** RECORDS TO USE follows **
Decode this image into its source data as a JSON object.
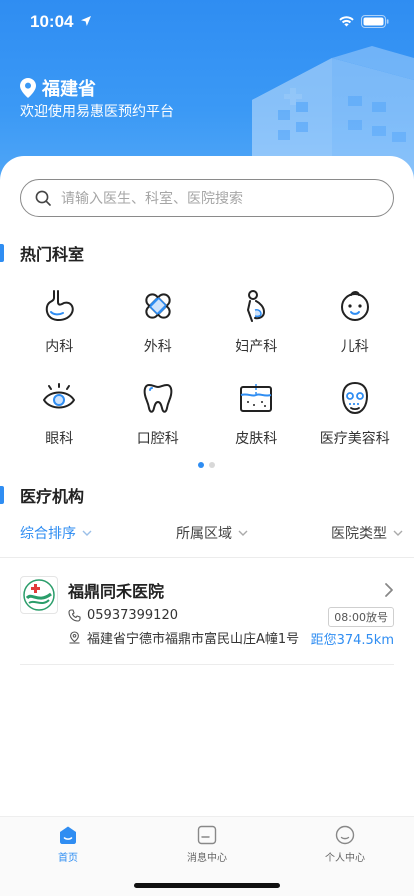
{
  "status_bar": {
    "time": "10:04"
  },
  "header": {
    "region": "福建省",
    "welcome": "欢迎使用易惠医预约平台",
    "accent_color": "#2f8df2"
  },
  "search": {
    "placeholder": "请输入医生、科室、医院搜索",
    "icon": "search-icon"
  },
  "departments_section": {
    "title": "热门科室",
    "items": [
      {
        "label": "内科",
        "icon": "stomach-icon"
      },
      {
        "label": "外科",
        "icon": "bandage-icon"
      },
      {
        "label": "妇产科",
        "icon": "pregnant-icon"
      },
      {
        "label": "儿科",
        "icon": "baby-face-icon"
      },
      {
        "label": "眼科",
        "icon": "eye-icon"
      },
      {
        "label": "口腔科",
        "icon": "tooth-icon"
      },
      {
        "label": "皮肤科",
        "icon": "skin-icon"
      },
      {
        "label": "医疗美容科",
        "icon": "beauty-face-icon"
      }
    ],
    "page_index": 1,
    "page_count": 2
  },
  "institutions_section": {
    "title": "医疗机构",
    "filters": [
      {
        "label": "综合排序",
        "active": true
      },
      {
        "label": "所属区域",
        "active": false
      },
      {
        "label": "医院类型",
        "active": false
      }
    ],
    "hospitals": [
      {
        "name": "福鼎同禾医院",
        "phone": "05937399120",
        "address": "福建省宁德市福鼎市富民山庄A幢1号",
        "release_time": "08:00放号",
        "distance": "距您374.5km"
      }
    ]
  },
  "tabbar": {
    "tabs": [
      {
        "label": "首页",
        "icon": "home-icon",
        "active": true
      },
      {
        "label": "消息中心",
        "icon": "message-icon",
        "active": false
      },
      {
        "label": "个人中心",
        "icon": "profile-icon",
        "active": false
      }
    ]
  }
}
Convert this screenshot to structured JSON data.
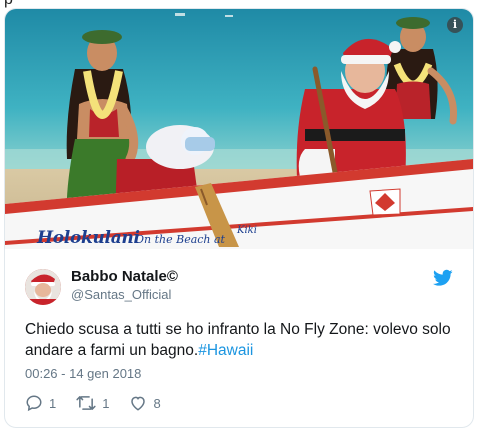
{
  "page": {
    "partial_top_text": "p"
  },
  "media": {
    "photo_alt": "Santa in an outrigger canoe on Waikiki beach",
    "canoe_brand": "Holokulani",
    "canoe_sub": "On the Beach at",
    "canoe_tail": "Kiki",
    "info_icon": "i"
  },
  "tweet": {
    "display_name": "Babbo Natale©",
    "handle": "@Santas_Official",
    "text_main": "Chiedo scusa a tutti se ho infranto la No Fly Zone: volevo solo andare a farmi un bagno.",
    "hashtag": "#Hawaii",
    "timestamp": "00:26 - 14 gen 2018",
    "replies": "1",
    "retweets": "1",
    "likes": "8"
  },
  "colors": {
    "twitter_blue": "#1da1f2",
    "hashtag_blue": "#1b95e0",
    "muted_gray": "#657786",
    "canoe_red": "#d23a2f"
  },
  "icons": {
    "logo": "twitter-bird-icon",
    "reply": "reply-icon",
    "retweet": "retweet-icon",
    "like": "heart-icon",
    "info": "info-icon"
  }
}
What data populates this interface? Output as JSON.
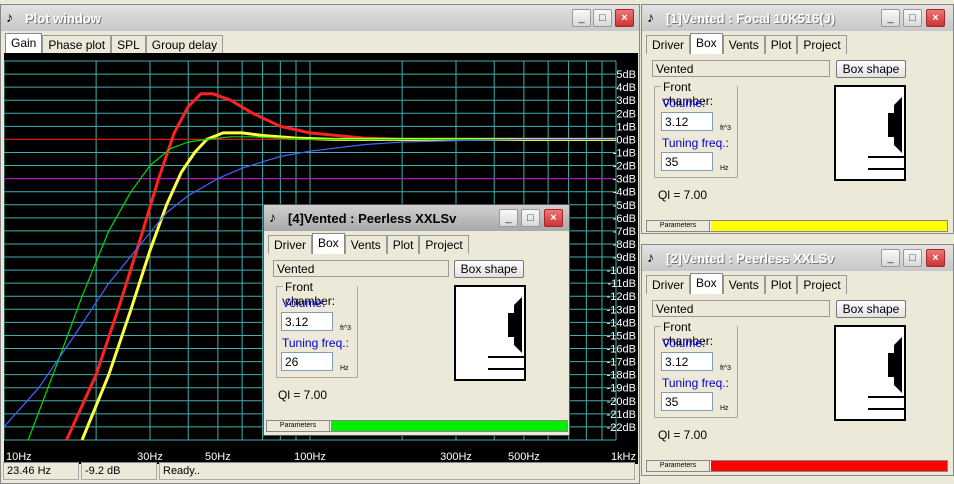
{
  "plot_window": {
    "title": "Plot window",
    "tabs": [
      "Gain",
      "Phase plot",
      "SPL",
      "Group delay"
    ],
    "status": {
      "freq": "23.46 Hz",
      "gain": "-9.2 dB",
      "state": "Ready.."
    }
  },
  "chart_data": {
    "type": "line",
    "x_scale": "log",
    "xlim": [
      10,
      1000
    ],
    "ylim": [
      -23,
      6
    ],
    "grid": true,
    "y_tick_labels": [
      "5dB",
      "4dB",
      "3dB",
      "2dB",
      "1dB",
      "0dB",
      "-1dB",
      "-2dB",
      "-3dB",
      "-4dB",
      "-5dB",
      "-6dB",
      "-7dB",
      "-8dB",
      "-9dB",
      "-10dB",
      "-11dB",
      "-12dB",
      "-13dB",
      "-14dB",
      "-15dB",
      "-16dB",
      "-17dB",
      "-18dB",
      "-19dB",
      "-20dB",
      "-21dB",
      "-22dB"
    ],
    "x_tick_labels": [
      "10Hz",
      "30Hz",
      "50Hz",
      "100Hz",
      "300Hz",
      "500Hz",
      "1kHz"
    ],
    "reference_lines": [
      {
        "y": 0,
        "color": "#ff0000"
      },
      {
        "y": -3,
        "color": "#cc00cc"
      }
    ],
    "series": [
      {
        "color": "#ff2020",
        "width": 3,
        "x": [
          16,
          20,
          24,
          28,
          32,
          36,
          40,
          44,
          48,
          55,
          65,
          80,
          100,
          150,
          200,
          300,
          400,
          1000
        ],
        "y": [
          -23,
          -18,
          -12.5,
          -7.5,
          -3,
          0.5,
          2.5,
          3.5,
          3.5,
          3,
          2,
          1,
          0.5,
          0.1,
          0,
          0,
          0,
          0
        ]
      },
      {
        "color": "#ffff40",
        "width": 3,
        "x": [
          18,
          22,
          26,
          30,
          34,
          38,
          42,
          46,
          52,
          60,
          70,
          90,
          120,
          200,
          300,
          1000
        ],
        "y": [
          -23,
          -18,
          -13,
          -8.5,
          -5,
          -2.5,
          -1,
          0,
          0.5,
          0.5,
          0.3,
          0.1,
          0,
          0,
          0,
          0
        ]
      },
      {
        "color": "#00dd00",
        "width": 1.2,
        "x": [
          12,
          15,
          18,
          22,
          26,
          30,
          35,
          40,
          46,
          55,
          65,
          80,
          100,
          200,
          1000
        ],
        "y": [
          -23,
          -17,
          -12,
          -7,
          -4,
          -2,
          -0.7,
          -0.2,
          0,
          0.2,
          0.2,
          0.1,
          0,
          0,
          0
        ]
      },
      {
        "color": "#4466ff",
        "width": 1.2,
        "x": [
          10,
          13,
          17,
          22,
          28,
          34,
          40,
          50,
          60,
          80,
          100,
          150,
          200,
          300,
          500,
          1000
        ],
        "y": [
          -22,
          -19,
          -15,
          -11,
          -8,
          -5.6,
          -4.3,
          -3,
          -2.2,
          -1.3,
          -0.9,
          -0.4,
          -0.2,
          -0.1,
          0,
          0
        ]
      }
    ]
  },
  "win1": {
    "title": "[1]Vented : Focal 10K516(J)",
    "tabs": [
      "Driver",
      "Box",
      "Vents",
      "Plot",
      "Project"
    ],
    "box_type": "Vented",
    "box_shape": "Box shape",
    "front_chamber": "Front chamber:",
    "volume_label": "Volume:",
    "volume": "3.12",
    "volume_unit": "ft^3",
    "tuning_label": "Tuning freq.:",
    "tuning": "35",
    "tuning_unit": "Hz",
    "ql": "Ql = 7.00",
    "params": "Parameters",
    "bar_color": "#ffff00"
  },
  "win2": {
    "title": "[2]Vented : Peerless XXLSv",
    "tabs": [
      "Driver",
      "Box",
      "Vents",
      "Plot",
      "Project"
    ],
    "box_type": "Vented",
    "box_shape": "Box shape",
    "front_chamber": "Front chamber:",
    "volume_label": "Volume:",
    "volume": "3.12",
    "volume_unit": "ft^3",
    "tuning_label": "Tuning freq.:",
    "tuning": "35",
    "tuning_unit": "Hz",
    "ql": "Ql = 7.00",
    "params": "Parameters",
    "bar_color": "#ff0000"
  },
  "win4": {
    "title": "[4]Vented : Peerless XXLSv",
    "tabs": [
      "Driver",
      "Box",
      "Vents",
      "Plot",
      "Project"
    ],
    "box_type": "Vented",
    "box_shape": "Box shape",
    "front_chamber": "Front chamber:",
    "volume_label": "Volume:",
    "volume": "3.12",
    "volume_unit": "ft^3",
    "tuning_label": "Tuning freq.:",
    "tuning": "26",
    "tuning_unit": "Hz",
    "ql": "Ql = 7.00",
    "params": "Parameters",
    "bar_color": "#00ee00"
  },
  "icons": {
    "app": "speaker-app-icon",
    "minimize": "minimize-icon",
    "maximize": "maximize-icon",
    "close": "close-icon"
  }
}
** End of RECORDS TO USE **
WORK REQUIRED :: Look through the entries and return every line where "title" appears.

SOLUTION FOR THIS PROBLEM ::
    "title": "热门科室",
    "title": "医疗机构",
    "title": "Plot window",
    "title": "[1]Vented : Focal 10K516(J)",
    "title": "[2]Vented : Peerless XXLSv",
    "title": "[4]Vented : Peerless XXLSv",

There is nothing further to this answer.